Obama Faces Battle with Congress over Iran Deal


President Obama has started work to win over those in Congress who are sceptical over the new framework deal made with Iran over their nuclear program.  The preliminary agreement will see the country curb nuclear activities in return for relief from international sanctions.

US Republicans, in particular, have said they may try to derail the agreement and even seek to impose new sanctions on Iran but the White House remains confident that a deal can be reached by the end of June deadline.


President Obama will hold talks with all four congressional leaders on Friday, according to Eric Schultz the White House spokesman.  However, Republicans control both Houses of Congress and are talking about a bill to give Congress with right to review any deal before sanctions are lifted.  The President has threatened to veto this bill.

In his speech given yesterday, Mr Obama was clearly anticipating issues.  He said that is Congress killed the deal without offering a reasonable alternative and without expert analysis, then the US would be responsible for the failure of diplomacy.

Despite the problems, the White House continued to give a positive assessment of the deal with Mr Schultz saying that it defied the odds and while there was work still to be done, they were confident the details would be put into place.


Iran’s President Hassan Rouhani has said he will abide by the terms of the preliminary agreement that was signed along with six world powers, as long as those powers abide by their side of the deal.  He added that the deal was a step towards a changing relationship between Iran and the world, calling it a ‘day that will remain in the historic memory of Iran.’

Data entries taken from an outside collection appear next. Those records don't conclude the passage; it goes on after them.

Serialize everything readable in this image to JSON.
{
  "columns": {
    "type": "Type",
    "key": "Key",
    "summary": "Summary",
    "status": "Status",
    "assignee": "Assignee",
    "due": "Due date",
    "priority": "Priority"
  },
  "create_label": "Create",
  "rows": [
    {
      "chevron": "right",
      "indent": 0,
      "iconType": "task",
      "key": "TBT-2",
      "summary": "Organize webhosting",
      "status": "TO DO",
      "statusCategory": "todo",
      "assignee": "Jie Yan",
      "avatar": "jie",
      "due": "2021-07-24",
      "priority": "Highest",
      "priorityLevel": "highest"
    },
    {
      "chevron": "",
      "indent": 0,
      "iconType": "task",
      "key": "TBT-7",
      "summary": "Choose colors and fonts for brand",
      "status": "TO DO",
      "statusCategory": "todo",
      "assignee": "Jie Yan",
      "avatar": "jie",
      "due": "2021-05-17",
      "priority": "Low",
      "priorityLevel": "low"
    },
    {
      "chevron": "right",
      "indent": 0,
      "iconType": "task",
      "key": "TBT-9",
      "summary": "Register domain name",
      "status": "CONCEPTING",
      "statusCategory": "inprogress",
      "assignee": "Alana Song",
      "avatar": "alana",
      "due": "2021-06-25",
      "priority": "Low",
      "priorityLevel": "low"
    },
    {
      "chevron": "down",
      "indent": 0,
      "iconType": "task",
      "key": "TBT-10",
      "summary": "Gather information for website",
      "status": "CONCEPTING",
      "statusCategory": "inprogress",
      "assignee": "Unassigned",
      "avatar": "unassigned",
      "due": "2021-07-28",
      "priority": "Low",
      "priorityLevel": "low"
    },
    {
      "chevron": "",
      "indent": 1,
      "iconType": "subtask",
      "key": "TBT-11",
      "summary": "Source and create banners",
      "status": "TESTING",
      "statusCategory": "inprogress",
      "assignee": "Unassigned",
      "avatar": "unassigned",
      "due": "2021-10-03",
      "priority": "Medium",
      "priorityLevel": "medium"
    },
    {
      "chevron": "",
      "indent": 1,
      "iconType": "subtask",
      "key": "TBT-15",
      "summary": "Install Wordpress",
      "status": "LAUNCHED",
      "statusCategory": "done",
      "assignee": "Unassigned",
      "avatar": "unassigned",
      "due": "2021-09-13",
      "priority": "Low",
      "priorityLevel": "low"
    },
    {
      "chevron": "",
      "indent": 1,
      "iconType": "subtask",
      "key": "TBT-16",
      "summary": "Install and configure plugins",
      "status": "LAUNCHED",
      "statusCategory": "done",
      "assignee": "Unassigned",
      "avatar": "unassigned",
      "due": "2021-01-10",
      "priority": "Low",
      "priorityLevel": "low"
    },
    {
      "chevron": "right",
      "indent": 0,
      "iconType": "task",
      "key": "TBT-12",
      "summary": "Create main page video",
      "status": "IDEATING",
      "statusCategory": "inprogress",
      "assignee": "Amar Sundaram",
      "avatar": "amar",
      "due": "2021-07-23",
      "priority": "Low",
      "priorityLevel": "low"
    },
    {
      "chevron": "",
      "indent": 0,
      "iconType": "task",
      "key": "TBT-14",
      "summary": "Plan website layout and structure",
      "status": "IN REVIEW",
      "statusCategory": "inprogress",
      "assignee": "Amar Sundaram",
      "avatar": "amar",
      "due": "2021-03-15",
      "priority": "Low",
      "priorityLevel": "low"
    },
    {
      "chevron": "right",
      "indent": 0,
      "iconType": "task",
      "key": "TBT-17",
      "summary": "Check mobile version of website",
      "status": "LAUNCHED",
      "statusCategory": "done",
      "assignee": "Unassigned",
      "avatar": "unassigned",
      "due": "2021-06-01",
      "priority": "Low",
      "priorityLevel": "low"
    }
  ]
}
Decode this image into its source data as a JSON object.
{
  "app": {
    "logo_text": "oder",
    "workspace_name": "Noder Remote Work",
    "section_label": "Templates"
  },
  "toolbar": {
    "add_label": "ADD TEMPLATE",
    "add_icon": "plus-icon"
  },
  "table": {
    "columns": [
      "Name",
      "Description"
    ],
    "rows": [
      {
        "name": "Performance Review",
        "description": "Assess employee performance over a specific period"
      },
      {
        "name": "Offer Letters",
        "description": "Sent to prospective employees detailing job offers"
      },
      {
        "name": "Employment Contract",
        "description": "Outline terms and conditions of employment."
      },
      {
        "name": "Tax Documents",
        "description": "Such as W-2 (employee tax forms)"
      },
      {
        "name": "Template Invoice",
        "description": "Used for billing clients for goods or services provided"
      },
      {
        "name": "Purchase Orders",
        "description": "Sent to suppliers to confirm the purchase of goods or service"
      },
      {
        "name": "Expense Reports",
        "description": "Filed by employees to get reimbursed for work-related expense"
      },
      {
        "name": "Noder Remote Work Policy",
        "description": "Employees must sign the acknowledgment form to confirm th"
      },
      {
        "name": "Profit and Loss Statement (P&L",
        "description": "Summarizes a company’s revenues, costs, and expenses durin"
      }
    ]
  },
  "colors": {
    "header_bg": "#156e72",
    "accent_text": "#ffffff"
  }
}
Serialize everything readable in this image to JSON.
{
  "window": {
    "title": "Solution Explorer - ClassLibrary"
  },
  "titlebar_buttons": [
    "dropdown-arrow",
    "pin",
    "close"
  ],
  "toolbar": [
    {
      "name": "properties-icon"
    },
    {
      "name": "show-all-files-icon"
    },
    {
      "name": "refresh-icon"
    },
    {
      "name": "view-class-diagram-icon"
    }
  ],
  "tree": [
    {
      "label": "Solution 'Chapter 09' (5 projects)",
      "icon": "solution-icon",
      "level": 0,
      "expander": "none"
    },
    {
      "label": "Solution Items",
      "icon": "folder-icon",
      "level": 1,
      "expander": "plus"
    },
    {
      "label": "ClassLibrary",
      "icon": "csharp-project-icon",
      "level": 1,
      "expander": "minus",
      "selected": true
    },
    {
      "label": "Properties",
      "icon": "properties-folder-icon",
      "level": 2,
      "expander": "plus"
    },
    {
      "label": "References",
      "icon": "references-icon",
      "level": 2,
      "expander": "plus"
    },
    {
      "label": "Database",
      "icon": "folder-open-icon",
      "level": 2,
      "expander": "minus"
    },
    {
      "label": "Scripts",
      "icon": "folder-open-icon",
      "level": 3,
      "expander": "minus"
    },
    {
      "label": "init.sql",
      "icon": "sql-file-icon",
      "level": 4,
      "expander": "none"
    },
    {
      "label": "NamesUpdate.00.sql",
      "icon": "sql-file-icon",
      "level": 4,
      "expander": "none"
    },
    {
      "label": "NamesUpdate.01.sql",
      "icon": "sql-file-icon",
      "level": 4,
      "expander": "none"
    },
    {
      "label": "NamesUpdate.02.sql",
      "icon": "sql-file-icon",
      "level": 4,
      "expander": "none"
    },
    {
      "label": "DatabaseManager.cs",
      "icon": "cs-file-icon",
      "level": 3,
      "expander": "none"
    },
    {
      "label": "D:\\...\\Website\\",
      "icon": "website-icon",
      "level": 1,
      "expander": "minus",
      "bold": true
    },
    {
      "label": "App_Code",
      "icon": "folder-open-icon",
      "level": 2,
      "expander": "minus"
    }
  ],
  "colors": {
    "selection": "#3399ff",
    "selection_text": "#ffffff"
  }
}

He said that there were those who thought Iran’s options were either fight the world or surrender to it but this was a third way that involved cooperation with the world.  Mr Rouhani expects to face opposition from conservative critics at home but clerics did praise the agreement in Friday prayers.

However, Israeli Prime Minister Benjamin Netanyahu said that the deal posed a grave danger to his country and the whole region.  He believes that the compressive accord needed to include a clear and unambiguous Iranian recognition that Israel has a right to exist.

The White House responded by saying that the US would never sign a deal that would threaten Israel.


Under the deal, Iran must greatly reduce its stockpile of enriched uranium that can be made into nuclear weapons and get rid of over two-thirds of the centrifuges used to create more uranium.

In return, UN sanctions and measures applied by both the US and the EU will be gradually suspended under the orders of the global nuclear watchdog, the International Atomic Energy Agency (IAEA).


Related posts: